The Russian born artist and sculptor Ossip Zadkine settled in Paris in 1910. In 1928 he moved to the rue d’Assas where he lived and worked until his death in 1967. Zadkine was part of the Cubist movement (1914-25) and his work is said to have been influenced by aspects of the primitive arts as well as by his experiences as a stretcher-bearer in the First World War. Look out for one of his best known pieces in the garden: La Ville Détruite: a memorial to the destruction of Rotterdam by the Germans in 1940.
Thoughtfully arranged in this lilliputian gallery are some 300 or so sculptures in wood, clay, marble, bronze and stone, in addition to drawings, photographs and tapestries. Inside, light from the huge studio windows illuminates these intriguing works – some subtly sensual, others intricate and obscure – against the oak-floor and white-walled interior.

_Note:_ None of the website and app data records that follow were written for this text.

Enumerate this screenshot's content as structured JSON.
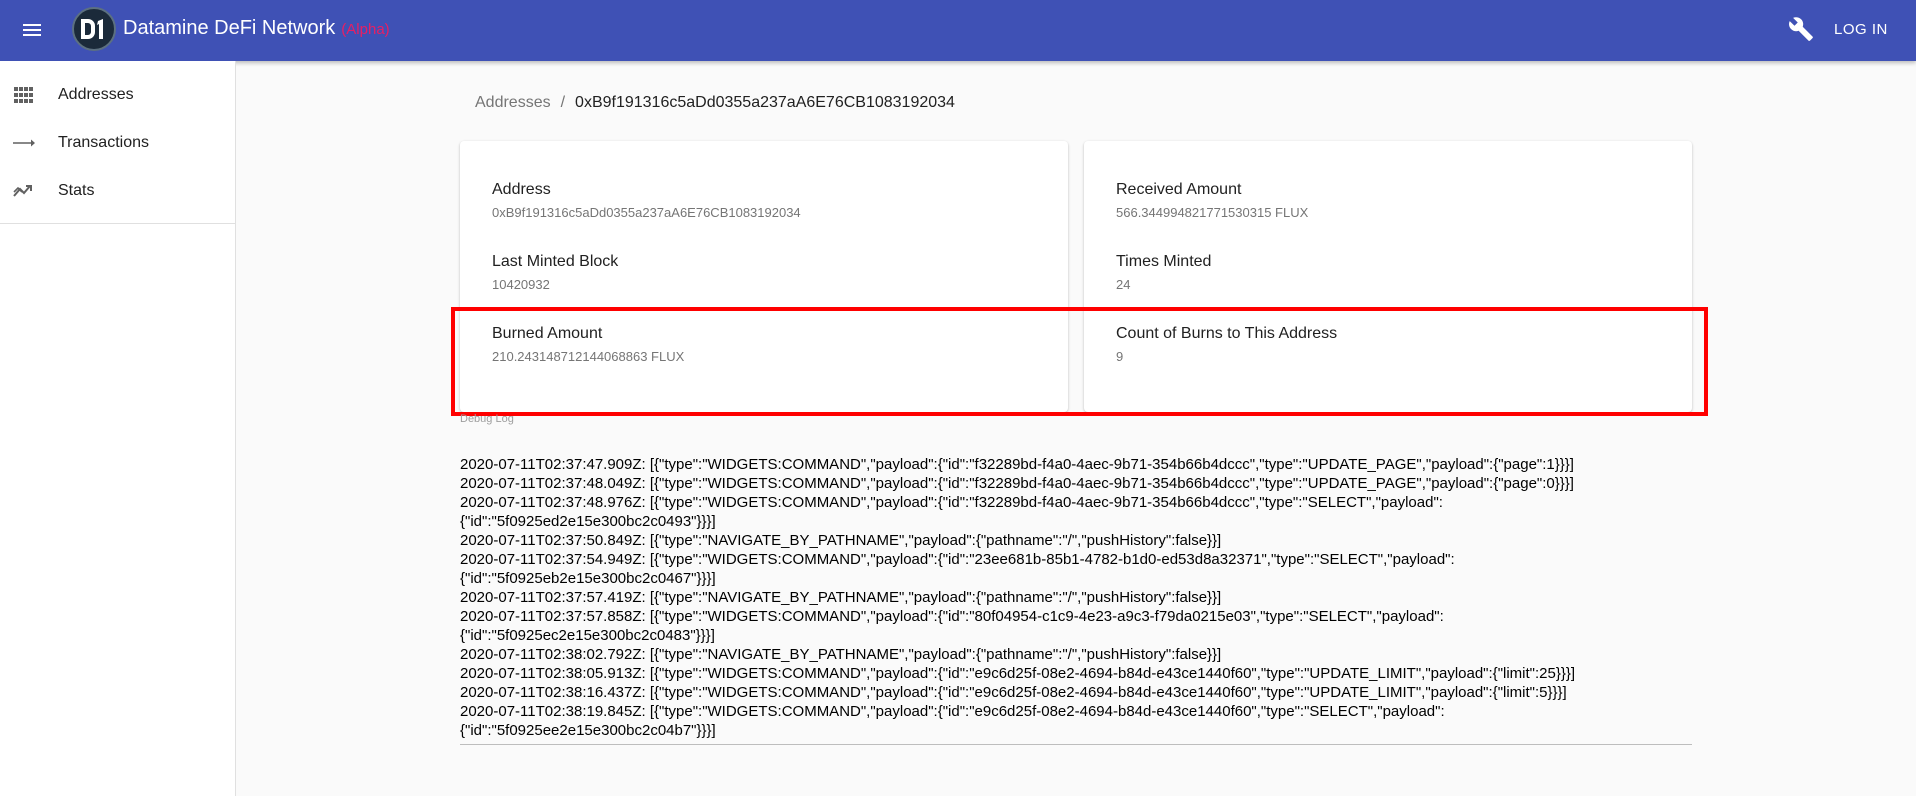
{
  "app": {
    "title": "Datamine DeFi Network",
    "badge": "(Alpha)",
    "login_label": "LOG IN",
    "logo_text": "D1"
  },
  "sidebar": {
    "items": [
      {
        "label": "Addresses",
        "icon": "grid-icon"
      },
      {
        "label": "Transactions",
        "icon": "arrow-right-icon"
      },
      {
        "label": "Stats",
        "icon": "trending-icon"
      }
    ]
  },
  "breadcrumb": {
    "parent": "Addresses",
    "separator": "/",
    "current": "0xB9f191316c5aDd0355a237aA6E76CB1083192034"
  },
  "details": {
    "address_label": "Address",
    "address_value": "0xB9f191316c5aDd0355a237aA6E76CB1083192034",
    "last_minted_label": "Last Minted Block",
    "last_minted_value": "10420932",
    "burned_label": "Burned Amount",
    "burned_value": "210.243148712144068863 FLUX",
    "received_label": "Received Amount",
    "received_value": "566.344994821771530315 FLUX",
    "times_minted_label": "Times Minted",
    "times_minted_value": "24",
    "burn_count_label": "Count of Burns to This Address",
    "burn_count_value": "9"
  },
  "debug": {
    "label": "Debug Log",
    "lines": [
      "2020-07-11T02:37:47.909Z: [{\"type\":\"WIDGETS:COMMAND\",\"payload\":{\"id\":\"f32289bd-f4a0-4aec-9b71-354b66b4dccc\",\"type\":\"UPDATE_PAGE\",\"payload\":{\"page\":1}}}]",
      "2020-07-11T02:37:48.049Z: [{\"type\":\"WIDGETS:COMMAND\",\"payload\":{\"id\":\"f32289bd-f4a0-4aec-9b71-354b66b4dccc\",\"type\":\"UPDATE_PAGE\",\"payload\":{\"page\":0}}}]",
      "2020-07-11T02:37:48.976Z: [{\"type\":\"WIDGETS:COMMAND\",\"payload\":{\"id\":\"f32289bd-f4a0-4aec-9b71-354b66b4dccc\",\"type\":\"SELECT\",\"payload\":{\"id\":\"5f0925ed2e15e300bc2c0493\"}}}]",
      "2020-07-11T02:37:50.849Z: [{\"type\":\"NAVIGATE_BY_PATHNAME\",\"payload\":{\"pathname\":\"/\",\"pushHistory\":false}}]",
      "2020-07-11T02:37:54.949Z: [{\"type\":\"WIDGETS:COMMAND\",\"payload\":{\"id\":\"23ee681b-85b1-4782-b1d0-ed53d8a32371\",\"type\":\"SELECT\",\"payload\":{\"id\":\"5f0925eb2e15e300bc2c0467\"}}}]",
      "2020-07-11T02:37:57.419Z: [{\"type\":\"NAVIGATE_BY_PATHNAME\",\"payload\":{\"pathname\":\"/\",\"pushHistory\":false}}]",
      "2020-07-11T02:37:57.858Z: [{\"type\":\"WIDGETS:COMMAND\",\"payload\":{\"id\":\"80f04954-c1c9-4e23-a9c3-f79da0215e03\",\"type\":\"SELECT\",\"payload\":{\"id\":\"5f0925ec2e15e300bc2c0483\"}}}]",
      "2020-07-11T02:38:02.792Z: [{\"type\":\"NAVIGATE_BY_PATHNAME\",\"payload\":{\"pathname\":\"/\",\"pushHistory\":false}}]",
      "2020-07-11T02:38:05.913Z: [{\"type\":\"WIDGETS:COMMAND\",\"payload\":{\"id\":\"e9c6d25f-08e2-4694-b84d-e43ce1440f60\",\"type\":\"UPDATE_LIMIT\",\"payload\":{\"limit\":25}}}]",
      "2020-07-11T02:38:16.437Z: [{\"type\":\"WIDGETS:COMMAND\",\"payload\":{\"id\":\"e9c6d25f-08e2-4694-b84d-e43ce1440f60\",\"type\":\"UPDATE_LIMIT\",\"payload\":{\"limit\":5}}}]",
      "2020-07-11T02:38:19.845Z: [{\"type\":\"WIDGETS:COMMAND\",\"payload\":{\"id\":\"e9c6d25f-08e2-4694-b84d-e43ce1440f60\",\"type\":\"SELECT\",\"payload\":{\"id\":\"5f0925ee2e15e300bc2c04b7\"}}}]"
    ]
  },
  "colors": {
    "appbar": "#3f51b5",
    "badge": "#e91e63",
    "highlight": "#ff0000"
  }
}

Outside in the semi-wild garden, powerful, contorted metal structures sprawl amid the greenery whilst twisting metallic limbs and sections of intertwined machinery protrude from the foliage.

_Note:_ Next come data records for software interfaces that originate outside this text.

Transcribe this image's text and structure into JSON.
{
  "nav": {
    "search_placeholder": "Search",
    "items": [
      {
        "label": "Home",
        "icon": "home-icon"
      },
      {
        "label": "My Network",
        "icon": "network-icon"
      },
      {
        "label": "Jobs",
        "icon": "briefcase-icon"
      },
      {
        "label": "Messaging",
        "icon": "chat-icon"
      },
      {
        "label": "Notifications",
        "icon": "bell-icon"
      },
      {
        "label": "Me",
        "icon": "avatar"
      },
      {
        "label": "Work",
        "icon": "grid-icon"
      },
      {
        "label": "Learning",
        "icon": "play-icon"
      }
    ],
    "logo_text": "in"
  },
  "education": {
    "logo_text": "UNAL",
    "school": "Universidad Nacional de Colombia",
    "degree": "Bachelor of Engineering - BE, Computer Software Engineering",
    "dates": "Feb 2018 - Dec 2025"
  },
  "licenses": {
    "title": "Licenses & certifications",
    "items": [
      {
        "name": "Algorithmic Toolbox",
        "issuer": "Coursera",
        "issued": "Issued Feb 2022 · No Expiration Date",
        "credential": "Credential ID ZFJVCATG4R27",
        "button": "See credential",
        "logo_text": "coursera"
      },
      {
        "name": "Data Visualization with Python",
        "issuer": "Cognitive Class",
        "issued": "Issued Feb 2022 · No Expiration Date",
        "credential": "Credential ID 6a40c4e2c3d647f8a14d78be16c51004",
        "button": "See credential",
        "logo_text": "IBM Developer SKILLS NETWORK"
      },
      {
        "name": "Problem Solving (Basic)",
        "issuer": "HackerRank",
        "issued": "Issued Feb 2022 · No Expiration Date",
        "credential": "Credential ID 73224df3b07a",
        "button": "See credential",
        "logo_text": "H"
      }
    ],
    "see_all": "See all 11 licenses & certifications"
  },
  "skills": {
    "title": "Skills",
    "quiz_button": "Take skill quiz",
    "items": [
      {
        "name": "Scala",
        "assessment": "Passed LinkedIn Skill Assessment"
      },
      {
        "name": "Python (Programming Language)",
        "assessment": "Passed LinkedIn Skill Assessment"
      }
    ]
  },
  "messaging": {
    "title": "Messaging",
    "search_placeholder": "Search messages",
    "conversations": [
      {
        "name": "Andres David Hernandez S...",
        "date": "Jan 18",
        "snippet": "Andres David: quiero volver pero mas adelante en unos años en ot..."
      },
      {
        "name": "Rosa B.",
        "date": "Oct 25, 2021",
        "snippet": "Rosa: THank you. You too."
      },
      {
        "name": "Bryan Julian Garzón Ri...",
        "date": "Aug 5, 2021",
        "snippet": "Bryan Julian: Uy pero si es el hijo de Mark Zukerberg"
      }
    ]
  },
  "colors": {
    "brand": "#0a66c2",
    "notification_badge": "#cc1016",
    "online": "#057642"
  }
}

Far off the standard Paris museum trail, the musee Zadkine allows for a more intimate glimpse at the life and works of an inspiring and influential artist.